Another familiar pairing is tomato with balsamic, and though your mind screams bloody murder as a Kochi fruit tomato is halved and placed on the heated metal (at least it’s the cooler 160-degree side, and not the charring 230-degree part), thank God the specimens are removed before the skin begins to pucker and wrinkle, thanks to the thicker skin specific to Kochi fruit tomatoes. Its bedfellows are pancetta and pine nuts, with balsamic vinegar reduced on the grill. The play on temperatures – the tomato is hot mainly on the outside – makes it something of an intellectual achievement, and the very definition of a kicked-up classic.
Slow and steady is very much the MO here – occasionally that’s a curse, like when you’re hungry and literally have to watch your food cook in front of you – but mostly it’s a boon, because it sets The Teppanroom apart from its peers most distinctively. It’s common to see the grill used a little artlessly to stir-fry, but Liu’s canvas is so perfectly organised it’s almost a little obsessivecompulsive. For a prawn and Hokkaido scallop appetiser, the seafood elements are neatly arrayed in their own areas and painstakingly stacked over a shiso leaf (a brilliant flavour and easy enhancement to any dish, but particularly so here), before being unceremoniously devoured by me. Even dessert – a slice of pineapple flambéed with tequila, then dressed with black pepper and coconut ice cream – is an exact tableside performance, precisely timed and measured. And never have you seen such neatly tossed fried rice. The Teppanroom’s version is infused with green-tea powder, and the chef delicately lines up sunny-side-up quail eggs on the grill so each bowl of rice gets its own personal topper.

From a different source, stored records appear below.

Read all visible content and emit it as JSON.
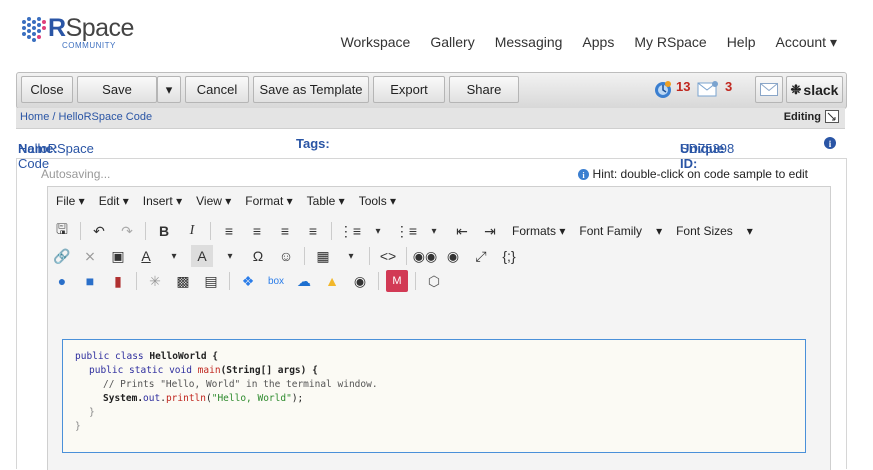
{
  "brand": {
    "name_bold": "R",
    "name_rest": "Space",
    "subtitle": "COMMUNITY"
  },
  "nav": [
    "Workspace",
    "Gallery",
    "Messaging",
    "Apps",
    "My RSpace",
    "Help",
    "Account ▾"
  ],
  "toolbar": {
    "close": "Close",
    "save": "Save",
    "save_caret": "▾",
    "cancel": "Cancel",
    "save_template": "Save as Template",
    "export": "Export",
    "share": "Share",
    "notification_count": "13",
    "message_count": "3",
    "slack": "slack"
  },
  "breadcrumb": {
    "text": "Home / HelloRSpace Code",
    "editing": "Editing"
  },
  "doc": {
    "name_label": "Name:",
    "name_value": "HelloRSpace Code",
    "tags_label": "Tags:",
    "uid_label": "Unique ID:",
    "uid_value": "SD75398"
  },
  "status": {
    "autosave": "Autosaving...",
    "hint": "Hint: double-click on code sample to edit"
  },
  "menu": [
    "File ▾",
    "Edit ▾",
    "Insert ▾",
    "View ▾",
    "Format ▾",
    "Table ▾",
    "Tools ▾"
  ],
  "format_dropdowns": {
    "formats": "Formats ▾",
    "font_family": "Font Family",
    "font_family_caret": "▾",
    "font_sizes": "Font Sizes",
    "font_sizes_caret": "▾"
  },
  "code": {
    "l1a": "public class ",
    "l1b": "HelloWorld {",
    "l2a": "public static void ",
    "l2b": "main",
    "l2c": "(String[] args) {",
    "l3": "// Prints \"Hello, World\" in the terminal window.",
    "l4a": "System.",
    "l4b": "out",
    "l4c": ".",
    "l4d": "println",
    "l4e": "(",
    "l4f": "\"Hello, World\"",
    "l4g": ");",
    "l5": "}",
    "l6": "}"
  },
  "colors": {
    "brand_blue": "#2a55a5",
    "badge_red": "#c0271f",
    "code_border": "#4a90d9"
  }
}
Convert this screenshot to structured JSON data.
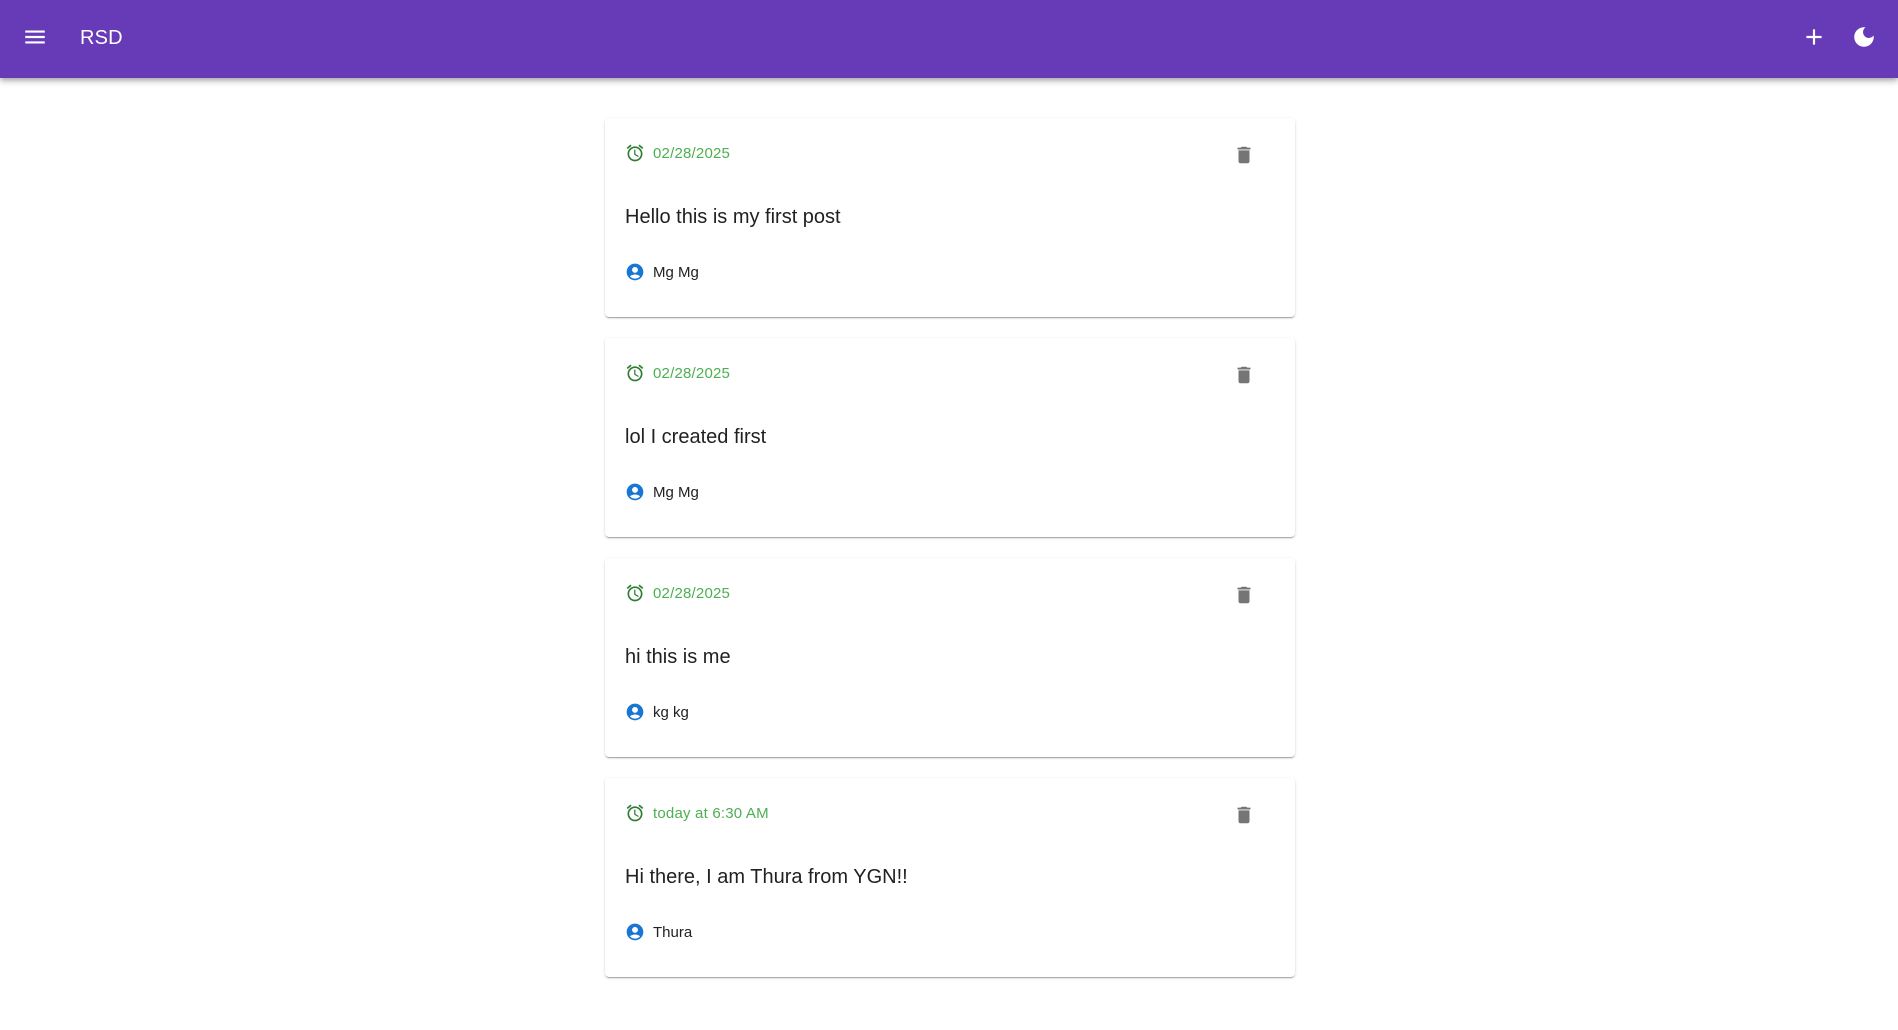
{
  "appbar": {
    "title": "RSD",
    "menu_icon": "menu-icon",
    "add_icon": "add-icon",
    "theme_icon": "dark-mode-moon-icon",
    "color": "#673ab7"
  },
  "colors": {
    "time": "#4caf50",
    "user_icon": "#1976d2",
    "delete_icon": "#757575",
    "text": "#212121"
  },
  "posts": [
    {
      "time": "02/28/2025",
      "content": "Hello this is my first post",
      "user": "Mg Mg"
    },
    {
      "time": "02/28/2025",
      "content": "lol I created first",
      "user": "Mg Mg"
    },
    {
      "time": "02/28/2025",
      "content": "hi this is me",
      "user": "kg kg"
    },
    {
      "time": "today at 6:30 AM",
      "content": "Hi there, I am Thura from YGN!!",
      "user": "Thura"
    }
  ]
}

If your belly isn’t grumbling, the song and dance is a delight to witness; for those who don’t mind a good rumble in the kitchen, it also provides no shortage of inspiration (I certainly had a few shiso-leaf-motivated brainwaves throughout the meal, as well as a definite eureka moment at first taste of the wasabi-apple purée).

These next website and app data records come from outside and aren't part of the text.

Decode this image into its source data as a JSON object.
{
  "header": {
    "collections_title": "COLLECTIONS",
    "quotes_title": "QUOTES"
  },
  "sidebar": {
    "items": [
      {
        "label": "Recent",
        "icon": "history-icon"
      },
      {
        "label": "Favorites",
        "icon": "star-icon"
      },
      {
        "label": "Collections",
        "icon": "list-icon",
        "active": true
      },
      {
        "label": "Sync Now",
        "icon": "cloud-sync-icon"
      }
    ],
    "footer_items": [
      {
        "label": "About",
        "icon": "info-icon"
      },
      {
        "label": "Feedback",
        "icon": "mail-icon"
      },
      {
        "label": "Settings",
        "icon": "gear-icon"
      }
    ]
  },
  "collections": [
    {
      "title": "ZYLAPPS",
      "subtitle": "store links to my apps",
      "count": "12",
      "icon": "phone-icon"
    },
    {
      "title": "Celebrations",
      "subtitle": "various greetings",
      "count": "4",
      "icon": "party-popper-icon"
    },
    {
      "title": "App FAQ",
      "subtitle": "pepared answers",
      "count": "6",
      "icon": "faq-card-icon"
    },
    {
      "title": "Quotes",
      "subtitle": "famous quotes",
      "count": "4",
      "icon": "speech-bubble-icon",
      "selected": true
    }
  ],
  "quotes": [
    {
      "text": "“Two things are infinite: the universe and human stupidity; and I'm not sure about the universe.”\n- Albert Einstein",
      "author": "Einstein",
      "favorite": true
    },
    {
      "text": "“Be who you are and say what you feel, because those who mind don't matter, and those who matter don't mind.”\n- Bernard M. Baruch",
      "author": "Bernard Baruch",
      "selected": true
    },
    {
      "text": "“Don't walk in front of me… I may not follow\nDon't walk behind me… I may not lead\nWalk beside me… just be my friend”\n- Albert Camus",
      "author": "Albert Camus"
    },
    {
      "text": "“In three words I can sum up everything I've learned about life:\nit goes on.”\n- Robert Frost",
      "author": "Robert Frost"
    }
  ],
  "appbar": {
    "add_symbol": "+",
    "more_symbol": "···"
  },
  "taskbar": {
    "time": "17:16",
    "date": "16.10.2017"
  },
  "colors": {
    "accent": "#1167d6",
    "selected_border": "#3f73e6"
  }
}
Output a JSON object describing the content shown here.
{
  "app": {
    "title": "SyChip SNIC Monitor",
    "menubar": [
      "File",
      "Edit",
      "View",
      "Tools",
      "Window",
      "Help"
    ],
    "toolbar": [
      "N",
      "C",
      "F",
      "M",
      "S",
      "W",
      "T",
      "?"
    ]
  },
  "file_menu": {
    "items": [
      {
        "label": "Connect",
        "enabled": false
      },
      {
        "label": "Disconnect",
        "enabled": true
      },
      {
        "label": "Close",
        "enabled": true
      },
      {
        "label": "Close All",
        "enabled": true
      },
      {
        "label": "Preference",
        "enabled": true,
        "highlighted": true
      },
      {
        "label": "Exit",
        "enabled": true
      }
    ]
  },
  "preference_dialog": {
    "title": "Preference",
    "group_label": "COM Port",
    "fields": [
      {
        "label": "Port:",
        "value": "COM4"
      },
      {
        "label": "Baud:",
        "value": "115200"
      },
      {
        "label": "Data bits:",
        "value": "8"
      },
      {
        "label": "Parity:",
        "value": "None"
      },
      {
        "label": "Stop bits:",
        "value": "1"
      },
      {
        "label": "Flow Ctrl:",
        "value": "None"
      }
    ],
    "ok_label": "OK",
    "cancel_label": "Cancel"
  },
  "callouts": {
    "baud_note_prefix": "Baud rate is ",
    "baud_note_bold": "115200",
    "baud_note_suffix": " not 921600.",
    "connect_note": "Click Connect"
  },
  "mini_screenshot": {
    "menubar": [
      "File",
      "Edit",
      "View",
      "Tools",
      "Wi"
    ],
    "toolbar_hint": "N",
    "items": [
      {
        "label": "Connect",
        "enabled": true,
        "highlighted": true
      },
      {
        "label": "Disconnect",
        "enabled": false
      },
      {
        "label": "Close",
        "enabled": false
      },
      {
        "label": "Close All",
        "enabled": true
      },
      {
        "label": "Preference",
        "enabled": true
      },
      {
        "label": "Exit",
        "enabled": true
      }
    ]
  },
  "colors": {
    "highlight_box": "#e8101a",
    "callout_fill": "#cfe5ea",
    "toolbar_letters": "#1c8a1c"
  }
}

Just as important as the food in this type of environment is the chef interaction – certainly, if you must forgo facing your dining companions to watch Liu at work, he’d better make it worth your while. He does, not only with his concentrated efforts on the grill, but with a quiet humour and genial demeanour, as well as a mean knowledge of ingredients. Quiz him on the fresh produce that lines the shelves in baskets behind the counter, or on the type of salt served, or on the classification methodology used on the cuts of beef in the clear fridge. No true foodie will turn down the opportunity to delve into the provenance and science of the food presented to him or her. I certainly didn’t. And while I could share the answers to all those questions here…I’ll allow you, dear reader, the pleasure of asking them yourself.